Dawson & king

When approached to design a new commercial building for the site of the old NZ Post Warehouse on the corner of Dawson & King Streets, Matz Architects proposed to preserve the structure of the existing portal framed warehouse to pay homage to the existing silhouette, achieve time & cost efficiencies and to reduce demolition & construction waste.

Following removal of the existing industrial facade, a new mezzanine concrete floor was inserted in the eastern end of the building and a new 2 level building constructed to the north to create a conversation between old & new. 

The design of the floor plan remained flexible at inception to encourage a variety of uses, and as the head tenant (Govett Quilliam) expressed interest in the upper level tenancy, the design evolved around their specific needs.

The materiality of the two buildings is in direct contrast to each other, while sharing key elements to aid the conversation between old & new. Brick cladding on the existing building grounds the existing structure at the lower level, allowing the new building to float above a largely glazed podium. Detailing of windows, black aluminium cladding, a matching roof pitch & vertical exterior louvres are shared to create a commonality across the buildings. 

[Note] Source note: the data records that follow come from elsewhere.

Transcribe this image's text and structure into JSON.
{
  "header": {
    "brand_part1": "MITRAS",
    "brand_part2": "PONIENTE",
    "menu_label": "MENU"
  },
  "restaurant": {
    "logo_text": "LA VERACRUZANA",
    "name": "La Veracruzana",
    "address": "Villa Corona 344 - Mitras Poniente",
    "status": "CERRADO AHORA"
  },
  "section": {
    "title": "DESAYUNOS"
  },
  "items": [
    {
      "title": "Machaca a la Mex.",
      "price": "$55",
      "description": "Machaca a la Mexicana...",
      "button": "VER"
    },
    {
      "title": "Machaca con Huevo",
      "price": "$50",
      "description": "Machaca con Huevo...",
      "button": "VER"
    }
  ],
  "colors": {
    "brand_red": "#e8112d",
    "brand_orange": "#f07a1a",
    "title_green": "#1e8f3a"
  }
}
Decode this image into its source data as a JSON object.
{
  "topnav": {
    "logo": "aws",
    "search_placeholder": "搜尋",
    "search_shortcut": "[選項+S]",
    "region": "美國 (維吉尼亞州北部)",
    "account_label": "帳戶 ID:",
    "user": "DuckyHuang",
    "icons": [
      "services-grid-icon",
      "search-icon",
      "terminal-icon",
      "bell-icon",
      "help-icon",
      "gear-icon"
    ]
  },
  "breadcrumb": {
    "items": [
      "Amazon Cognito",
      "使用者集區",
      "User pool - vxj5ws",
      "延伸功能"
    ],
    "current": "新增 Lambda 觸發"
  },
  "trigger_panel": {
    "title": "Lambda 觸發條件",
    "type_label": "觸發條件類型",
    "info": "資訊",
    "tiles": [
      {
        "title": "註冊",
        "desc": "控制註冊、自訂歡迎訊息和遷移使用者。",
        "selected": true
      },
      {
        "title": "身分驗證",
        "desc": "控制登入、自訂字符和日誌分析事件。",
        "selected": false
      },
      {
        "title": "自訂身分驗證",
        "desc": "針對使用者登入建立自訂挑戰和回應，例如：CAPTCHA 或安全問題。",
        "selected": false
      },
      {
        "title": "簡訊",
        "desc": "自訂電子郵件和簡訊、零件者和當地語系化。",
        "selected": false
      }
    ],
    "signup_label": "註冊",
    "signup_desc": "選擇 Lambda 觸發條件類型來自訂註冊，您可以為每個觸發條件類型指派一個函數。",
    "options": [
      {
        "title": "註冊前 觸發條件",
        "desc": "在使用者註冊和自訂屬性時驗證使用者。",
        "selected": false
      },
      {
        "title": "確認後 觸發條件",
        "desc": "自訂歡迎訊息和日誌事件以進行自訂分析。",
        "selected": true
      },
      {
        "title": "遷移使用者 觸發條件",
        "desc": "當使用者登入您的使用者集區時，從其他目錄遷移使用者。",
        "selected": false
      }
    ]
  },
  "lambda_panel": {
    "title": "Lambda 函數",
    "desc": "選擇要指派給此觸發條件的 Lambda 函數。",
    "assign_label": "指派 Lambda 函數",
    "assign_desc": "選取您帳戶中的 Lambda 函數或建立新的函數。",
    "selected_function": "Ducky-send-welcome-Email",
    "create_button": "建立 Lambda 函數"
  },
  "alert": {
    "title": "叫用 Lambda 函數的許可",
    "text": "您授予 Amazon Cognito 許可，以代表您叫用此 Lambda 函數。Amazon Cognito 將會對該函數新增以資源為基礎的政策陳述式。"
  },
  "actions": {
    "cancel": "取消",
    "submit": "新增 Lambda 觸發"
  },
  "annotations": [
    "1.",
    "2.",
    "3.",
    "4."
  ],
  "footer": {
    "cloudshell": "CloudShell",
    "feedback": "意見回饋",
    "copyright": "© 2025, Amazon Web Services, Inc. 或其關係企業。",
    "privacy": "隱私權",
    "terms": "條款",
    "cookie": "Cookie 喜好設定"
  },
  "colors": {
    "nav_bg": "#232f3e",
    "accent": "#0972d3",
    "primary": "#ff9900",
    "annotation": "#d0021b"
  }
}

Structure & services are exposed on the interior of both buildings to clearly express the soul of the original warehouse. Generous glazing at floor level and clearstory windows above allow light to filter deep into the plan. High raked ceilings create volume without increasing floor area.

A central atrium splits the two buildings with a double height space at the western end, and staircase to the east. The contrast in cladding textures is felt through this space as external cladding materials wrap into this internal area. The texture & colour contrast of the bricks plays against the smooth uniform nature of the precast panels

Located to the immediate west of the West End Precinct, it was important that the design gave back to the public realm and increased pedestrian amenity as the heart of the city shifts. Although not required under the district plan, large cantilevered canopies extend out over the Dawson St footpath, signaling entry and creating a human scale against the soaring silhouette behind.

Photographs: The Virtue